(Source records)
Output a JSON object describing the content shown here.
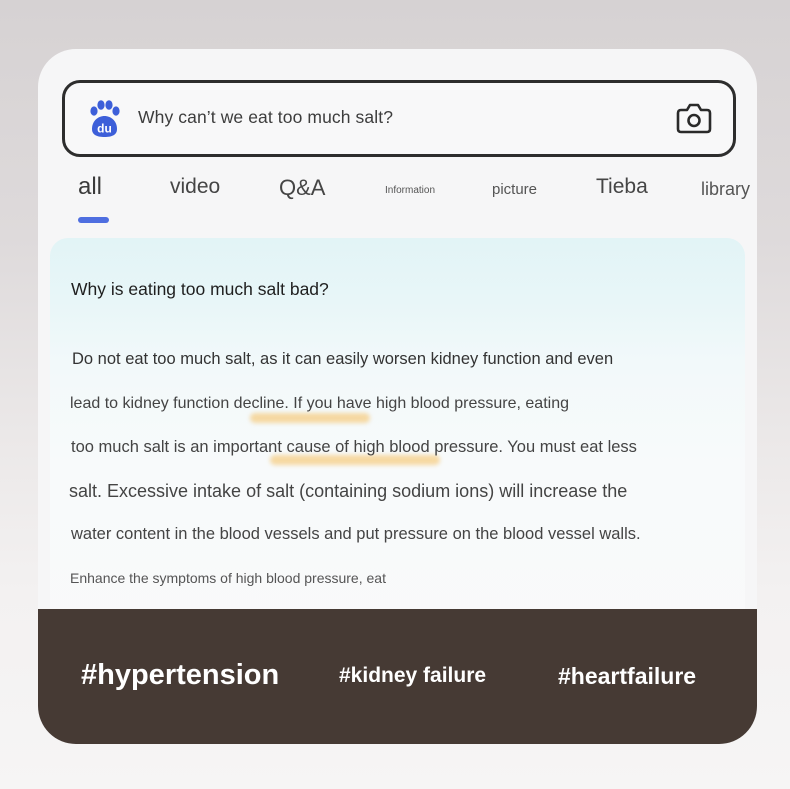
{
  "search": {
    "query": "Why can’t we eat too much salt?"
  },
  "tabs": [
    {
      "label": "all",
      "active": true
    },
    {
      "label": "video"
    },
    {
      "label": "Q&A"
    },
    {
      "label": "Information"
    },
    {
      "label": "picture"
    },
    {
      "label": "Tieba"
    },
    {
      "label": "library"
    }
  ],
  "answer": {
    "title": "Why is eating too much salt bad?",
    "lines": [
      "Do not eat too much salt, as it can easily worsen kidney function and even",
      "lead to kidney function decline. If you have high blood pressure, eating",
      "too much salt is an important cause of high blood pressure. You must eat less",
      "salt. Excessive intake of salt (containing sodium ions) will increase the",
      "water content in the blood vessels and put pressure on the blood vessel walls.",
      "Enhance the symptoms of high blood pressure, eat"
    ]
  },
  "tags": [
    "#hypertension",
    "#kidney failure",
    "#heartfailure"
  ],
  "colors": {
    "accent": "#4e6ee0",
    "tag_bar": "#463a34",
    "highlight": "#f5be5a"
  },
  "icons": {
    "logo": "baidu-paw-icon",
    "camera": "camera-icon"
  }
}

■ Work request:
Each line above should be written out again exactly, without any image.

■ Solution for this problem:
Output a JSON object describing the content shown here.
{
  "search": {
    "query": "Why can’t we eat too much salt?"
  },
  "tabs": [
    {
      "label": "all",
      "active": true
    },
    {
      "label": "video"
    },
    {
      "label": "Q&A"
    },
    {
      "label": "Information"
    },
    {
      "label": "picture"
    },
    {
      "label": "Tieba"
    },
    {
      "label": "library"
    }
  ],
  "answer": {
    "title": "Why is eating too much salt bad?",
    "lines": [
      "Do not eat too much salt, as it can easily worsen kidney function and even",
      "lead to kidney function decline. If you have high blood pressure, eating",
      "too much salt is an important cause of high blood pressure. You must eat less",
      "salt. Excessive intake of salt (containing sodium ions) will increase the",
      "water content in the blood vessels and put pressure on the blood vessel walls.",
      "Enhance the symptoms of high blood pressure, eat"
    ]
  },
  "tags": [
    "#hypertension",
    "#kidney failure",
    "#heartfailure"
  ],
  "colors": {
    "accent": "#4e6ee0",
    "tag_bar": "#463a34",
    "highlight": "#f5be5a"
  },
  "icons": {
    "logo": "baidu-paw-icon",
    "camera": "camera-icon"
  }
}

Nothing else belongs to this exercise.